The music stops. Now the first and fourth and second and third lock horns and fight.
After a round or so the music begins again and they circle, dancing as before.
Now the howling of wolves is heard in the distance, from the fellows already posted.
The caribou rush toward that side and face it in a row, threatening, with horns low, as they snort, stamp, and kick up the dust.
The wolf-howling ceases. The caribou are victorious. They turn away and circle once to the music, holding their heads high.
The wolf-howling, panther-yelling (or other menacing sound) is now heard in the other direction.
Again the caribou line up and defy it. When it ceases, they dance proudly around, heads up, chests out as they step, for they have conquered every foe.

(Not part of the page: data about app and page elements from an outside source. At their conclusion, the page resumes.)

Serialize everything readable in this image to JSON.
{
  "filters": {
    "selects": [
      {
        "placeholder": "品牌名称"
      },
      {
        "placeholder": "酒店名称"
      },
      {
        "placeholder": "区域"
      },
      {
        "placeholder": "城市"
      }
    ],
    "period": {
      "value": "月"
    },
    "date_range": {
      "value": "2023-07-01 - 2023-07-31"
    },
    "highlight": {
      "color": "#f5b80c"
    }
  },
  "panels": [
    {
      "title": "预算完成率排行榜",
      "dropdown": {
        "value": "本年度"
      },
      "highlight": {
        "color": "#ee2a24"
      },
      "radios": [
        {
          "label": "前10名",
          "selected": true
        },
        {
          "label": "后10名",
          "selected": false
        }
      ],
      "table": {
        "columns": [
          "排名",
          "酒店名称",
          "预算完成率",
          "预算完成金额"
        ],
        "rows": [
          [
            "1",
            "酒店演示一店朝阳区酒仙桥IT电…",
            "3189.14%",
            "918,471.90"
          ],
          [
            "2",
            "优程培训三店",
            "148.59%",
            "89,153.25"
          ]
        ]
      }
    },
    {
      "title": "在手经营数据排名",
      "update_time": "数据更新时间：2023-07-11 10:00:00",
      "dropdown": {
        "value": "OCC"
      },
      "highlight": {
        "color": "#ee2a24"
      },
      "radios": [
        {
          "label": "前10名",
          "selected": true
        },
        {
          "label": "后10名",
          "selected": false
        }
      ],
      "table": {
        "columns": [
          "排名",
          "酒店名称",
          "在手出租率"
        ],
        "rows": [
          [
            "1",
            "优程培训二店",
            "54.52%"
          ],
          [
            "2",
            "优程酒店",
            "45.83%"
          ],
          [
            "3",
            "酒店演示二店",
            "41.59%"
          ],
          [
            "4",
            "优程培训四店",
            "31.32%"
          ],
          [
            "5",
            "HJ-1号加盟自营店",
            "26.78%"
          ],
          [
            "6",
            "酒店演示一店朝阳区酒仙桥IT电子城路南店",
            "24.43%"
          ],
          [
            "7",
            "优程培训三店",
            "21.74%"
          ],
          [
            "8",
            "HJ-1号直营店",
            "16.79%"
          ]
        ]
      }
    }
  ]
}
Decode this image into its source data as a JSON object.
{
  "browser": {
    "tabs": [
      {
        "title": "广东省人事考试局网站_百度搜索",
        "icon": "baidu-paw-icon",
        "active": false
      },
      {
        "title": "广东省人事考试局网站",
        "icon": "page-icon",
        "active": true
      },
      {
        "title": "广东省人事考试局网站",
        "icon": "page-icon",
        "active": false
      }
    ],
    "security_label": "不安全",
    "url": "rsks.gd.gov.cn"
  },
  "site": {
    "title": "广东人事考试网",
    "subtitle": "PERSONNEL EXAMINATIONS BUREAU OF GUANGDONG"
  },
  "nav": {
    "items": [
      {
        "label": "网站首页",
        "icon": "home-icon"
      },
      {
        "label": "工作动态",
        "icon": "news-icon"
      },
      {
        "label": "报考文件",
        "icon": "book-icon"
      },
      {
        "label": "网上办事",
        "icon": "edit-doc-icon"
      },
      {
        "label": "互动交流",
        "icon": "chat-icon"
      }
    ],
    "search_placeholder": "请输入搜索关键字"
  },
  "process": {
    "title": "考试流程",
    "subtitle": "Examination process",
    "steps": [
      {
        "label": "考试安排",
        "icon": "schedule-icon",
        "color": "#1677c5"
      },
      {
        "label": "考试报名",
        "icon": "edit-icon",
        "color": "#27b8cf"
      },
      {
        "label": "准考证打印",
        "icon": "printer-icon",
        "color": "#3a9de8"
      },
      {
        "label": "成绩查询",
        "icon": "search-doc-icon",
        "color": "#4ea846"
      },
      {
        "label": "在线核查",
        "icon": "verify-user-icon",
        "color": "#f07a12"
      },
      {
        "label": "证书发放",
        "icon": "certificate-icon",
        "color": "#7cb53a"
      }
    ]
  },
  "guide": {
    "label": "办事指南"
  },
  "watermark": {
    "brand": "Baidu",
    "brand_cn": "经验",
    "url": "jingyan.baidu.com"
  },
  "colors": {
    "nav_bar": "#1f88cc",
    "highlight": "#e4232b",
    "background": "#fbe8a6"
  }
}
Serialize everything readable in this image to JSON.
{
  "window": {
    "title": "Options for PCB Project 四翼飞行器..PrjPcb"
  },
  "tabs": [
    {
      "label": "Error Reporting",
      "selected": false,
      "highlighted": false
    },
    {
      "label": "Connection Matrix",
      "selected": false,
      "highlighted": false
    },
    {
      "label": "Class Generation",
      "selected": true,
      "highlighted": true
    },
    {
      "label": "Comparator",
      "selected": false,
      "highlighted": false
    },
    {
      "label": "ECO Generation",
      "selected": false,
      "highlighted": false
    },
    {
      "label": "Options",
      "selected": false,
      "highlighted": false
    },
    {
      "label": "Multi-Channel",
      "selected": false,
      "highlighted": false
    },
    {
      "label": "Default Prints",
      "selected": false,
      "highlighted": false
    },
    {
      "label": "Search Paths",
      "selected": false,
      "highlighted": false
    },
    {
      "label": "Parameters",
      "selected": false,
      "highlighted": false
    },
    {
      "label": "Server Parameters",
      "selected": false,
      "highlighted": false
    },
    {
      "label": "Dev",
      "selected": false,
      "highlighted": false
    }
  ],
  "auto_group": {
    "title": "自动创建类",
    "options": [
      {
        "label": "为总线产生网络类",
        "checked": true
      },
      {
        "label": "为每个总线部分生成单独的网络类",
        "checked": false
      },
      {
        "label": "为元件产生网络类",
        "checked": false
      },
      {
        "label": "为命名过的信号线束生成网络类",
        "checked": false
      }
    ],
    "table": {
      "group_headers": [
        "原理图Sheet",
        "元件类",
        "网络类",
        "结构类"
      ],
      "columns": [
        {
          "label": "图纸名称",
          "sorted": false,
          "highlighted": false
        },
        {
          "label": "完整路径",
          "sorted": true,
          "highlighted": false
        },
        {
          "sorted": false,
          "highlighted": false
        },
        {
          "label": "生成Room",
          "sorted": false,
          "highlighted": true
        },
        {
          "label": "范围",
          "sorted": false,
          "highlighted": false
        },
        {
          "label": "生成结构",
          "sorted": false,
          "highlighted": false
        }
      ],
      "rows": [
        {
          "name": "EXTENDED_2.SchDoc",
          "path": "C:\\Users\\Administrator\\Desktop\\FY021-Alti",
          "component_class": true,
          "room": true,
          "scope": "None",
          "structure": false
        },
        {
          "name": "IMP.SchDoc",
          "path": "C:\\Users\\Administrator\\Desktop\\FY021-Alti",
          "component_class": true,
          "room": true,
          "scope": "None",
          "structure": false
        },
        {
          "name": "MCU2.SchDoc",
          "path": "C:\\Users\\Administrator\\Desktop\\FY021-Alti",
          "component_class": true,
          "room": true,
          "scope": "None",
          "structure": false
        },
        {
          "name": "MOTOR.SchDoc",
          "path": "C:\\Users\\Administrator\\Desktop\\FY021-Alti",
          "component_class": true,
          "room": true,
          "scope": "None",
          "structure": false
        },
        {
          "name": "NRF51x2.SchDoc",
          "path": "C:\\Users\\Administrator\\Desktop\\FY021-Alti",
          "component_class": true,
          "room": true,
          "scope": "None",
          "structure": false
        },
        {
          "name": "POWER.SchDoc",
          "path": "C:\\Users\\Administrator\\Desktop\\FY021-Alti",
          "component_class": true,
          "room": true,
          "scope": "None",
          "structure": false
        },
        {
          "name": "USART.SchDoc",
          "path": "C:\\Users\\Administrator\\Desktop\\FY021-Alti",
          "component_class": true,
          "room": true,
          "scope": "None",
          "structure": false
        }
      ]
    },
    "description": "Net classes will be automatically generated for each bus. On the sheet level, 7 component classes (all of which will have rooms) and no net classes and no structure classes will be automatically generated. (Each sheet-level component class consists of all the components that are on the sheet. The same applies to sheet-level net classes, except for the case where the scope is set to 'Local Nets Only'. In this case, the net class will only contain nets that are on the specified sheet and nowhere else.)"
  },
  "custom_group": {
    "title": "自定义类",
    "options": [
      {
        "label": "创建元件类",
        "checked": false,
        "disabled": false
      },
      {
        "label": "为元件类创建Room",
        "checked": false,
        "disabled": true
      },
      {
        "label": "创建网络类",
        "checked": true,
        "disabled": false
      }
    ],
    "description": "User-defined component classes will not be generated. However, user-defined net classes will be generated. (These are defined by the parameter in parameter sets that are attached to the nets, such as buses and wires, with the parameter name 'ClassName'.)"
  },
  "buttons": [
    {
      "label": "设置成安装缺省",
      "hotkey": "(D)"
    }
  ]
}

But a band of hunters appears, crawling flat on their breasts and carrying bows. They crawl half around the ring, each telling those behind by signs, “Here they are; we have found them,” “Four big fellows,” “Come on,” etc. When they come opposite the caribou, the first hunter lets off a short “yelp.” The caribou spring to the opposite side of the ring, and then line up to defy this new noise; but do not understand it, so gaze in fear. The hunters draw their bows together, and make as though each let fly an arrow, then slap their hands to make a loud “crack.” The first caribou drops, the others turn in fear and run around about half of the ring, heads low, and not dancing; then they dash for the timber. The hunters run forward with yells. The leader holds up the horns. All dance and yell around the fallen caribou and then drag it off the scene.
The Medicine Man says: “Behold, it never fails; the Caribou dance brings the Caribou. It is great medicine. Now there is meat in the lodge.”
The Animal Dance of Nana-bo-jou
For this we need a Nana-bo-jou; that is, a grown-up who can drum and sing. He has a drum and drumstick, and a straw or paper club; also two goblins, these are good-sized boys or girls wearing ugly masks, or at least black hoods with two eye holes, made as hideous as possible; and any number of children, from three or four up, for animals. If each has the attributes of some bird or beast, so much the better. ..text continues